- He comes during foreplay, before you even start having penetrative sex.
- He ejaculates very soon during sex, for example within a minute or two.
- He lasts for a few minutes – let’s say the average time of 5-6 minutes for a man, but it’s not long enough for you to have an orgasm.
- It’s a mix of all of the above at different times.
A modern definition of premature ejaculation is that he comes before either you or he want him to, regardless of how long the exact time is.
But there’s a difference between a man who always comes within a minute, and one who lasts longer, but still not long enough for you to reach orgasm.
How do you tell your boyfriend he comes too quickly?
Complaining, teasing or insulting him isn’t going to inspire him to take action. But neither is silence.
Only you really know your own relationship, your partner and yourself. There are no magic words which will fit every situation.
But one thing is for sure – talking to him about the problem is the key to instigating change.
The reasons why communication is important
First of all, let’s look at the reasons why communication is essential if you want your partner to improve his sexual stamina:
- He needs to be willing to try different techniques and/or treatments. If he doesn’t accept the situation, the problem probably won’t go away on its own.
- He might need to practice some techniques alone. Some methods for developing control need him to dedicate time to perfecting them.
- You can’t secretly attack his penis with a numbing spray – he needs to agree to use it.
- Anxiety can play a role. And one of the best ways to reduce that is if he feels you’re working together to have better sex, with no judgment or pressure.

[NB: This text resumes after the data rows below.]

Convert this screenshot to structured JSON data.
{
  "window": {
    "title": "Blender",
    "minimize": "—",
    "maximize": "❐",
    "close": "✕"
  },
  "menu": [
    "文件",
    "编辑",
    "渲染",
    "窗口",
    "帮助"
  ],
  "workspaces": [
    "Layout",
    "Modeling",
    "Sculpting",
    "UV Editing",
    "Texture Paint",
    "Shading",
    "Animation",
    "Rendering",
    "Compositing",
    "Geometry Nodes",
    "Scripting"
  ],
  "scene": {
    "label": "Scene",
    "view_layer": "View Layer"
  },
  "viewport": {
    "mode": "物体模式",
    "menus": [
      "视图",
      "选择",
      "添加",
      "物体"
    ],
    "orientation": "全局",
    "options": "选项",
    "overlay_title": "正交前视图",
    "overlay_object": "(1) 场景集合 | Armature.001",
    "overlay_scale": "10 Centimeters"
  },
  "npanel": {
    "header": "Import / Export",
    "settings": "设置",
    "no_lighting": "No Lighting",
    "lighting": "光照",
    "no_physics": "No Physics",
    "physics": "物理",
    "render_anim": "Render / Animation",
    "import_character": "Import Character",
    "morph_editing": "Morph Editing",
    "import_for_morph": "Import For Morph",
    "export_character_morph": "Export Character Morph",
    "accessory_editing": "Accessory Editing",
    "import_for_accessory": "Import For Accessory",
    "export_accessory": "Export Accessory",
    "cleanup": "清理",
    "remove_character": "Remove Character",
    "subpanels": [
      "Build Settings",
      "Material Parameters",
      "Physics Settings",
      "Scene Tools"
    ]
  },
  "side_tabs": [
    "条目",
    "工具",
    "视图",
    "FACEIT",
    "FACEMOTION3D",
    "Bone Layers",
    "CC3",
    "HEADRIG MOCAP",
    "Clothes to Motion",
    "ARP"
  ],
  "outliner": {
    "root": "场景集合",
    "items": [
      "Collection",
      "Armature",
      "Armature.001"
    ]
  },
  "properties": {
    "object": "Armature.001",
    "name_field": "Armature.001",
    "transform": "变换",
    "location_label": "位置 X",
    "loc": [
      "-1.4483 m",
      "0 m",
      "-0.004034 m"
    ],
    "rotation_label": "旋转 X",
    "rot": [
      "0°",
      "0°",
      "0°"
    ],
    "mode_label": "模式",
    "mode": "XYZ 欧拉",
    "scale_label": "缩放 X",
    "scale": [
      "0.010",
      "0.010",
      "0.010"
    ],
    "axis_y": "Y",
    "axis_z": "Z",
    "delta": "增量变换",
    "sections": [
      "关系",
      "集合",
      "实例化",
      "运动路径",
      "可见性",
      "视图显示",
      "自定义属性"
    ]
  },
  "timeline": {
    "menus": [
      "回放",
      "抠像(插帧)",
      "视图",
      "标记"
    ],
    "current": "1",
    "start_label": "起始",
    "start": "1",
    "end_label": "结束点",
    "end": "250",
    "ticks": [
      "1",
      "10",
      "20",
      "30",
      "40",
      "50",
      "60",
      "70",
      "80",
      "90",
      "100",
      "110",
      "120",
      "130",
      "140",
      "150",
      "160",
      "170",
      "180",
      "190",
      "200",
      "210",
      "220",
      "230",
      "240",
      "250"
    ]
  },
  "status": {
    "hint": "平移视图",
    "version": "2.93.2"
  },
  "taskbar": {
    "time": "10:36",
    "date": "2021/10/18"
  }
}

Picking the moment and having some ideas at the ready
If you already have a good level of communication, things should be easier. If you never talk about sex, now is the time to start, even if it feels uncomfortable at first.
Whatever the case, there may be no easy way of saying it that doesn’t hurt his feelings. But there are things you can do to limit his embarrassment:
- Find a moment when you’re both relaxed and feeling connected.
- If you tell him you want to do something to help him last longer, have some ideas at the ready.
- Frame it as a fun thing to work on together. See it as a challenge to have an even better sex life.
- Be honest about how you feel, but also tell him how much you love, like, fancy, respect or care for him. He may feel bad or relieved when you bring it up, but remember to make him feel wanted.
It’s up to you to work out how to talk to him, just remember to try and talk in a way that doesn’t come across as judgmental, blaming or critical.
It’s about making him feel wanted, and at the same time that you’re a team who can work together to have the best possible sex.
With some calm, loving words, you can reduce the chance of him feeling bad. And increase the chance he’ll both listen to you and agree to work on it with you.
Is this an issue for you? What have you tried, or are thinking about trying to deal with the issue? Feel free to share your experience in the comments below!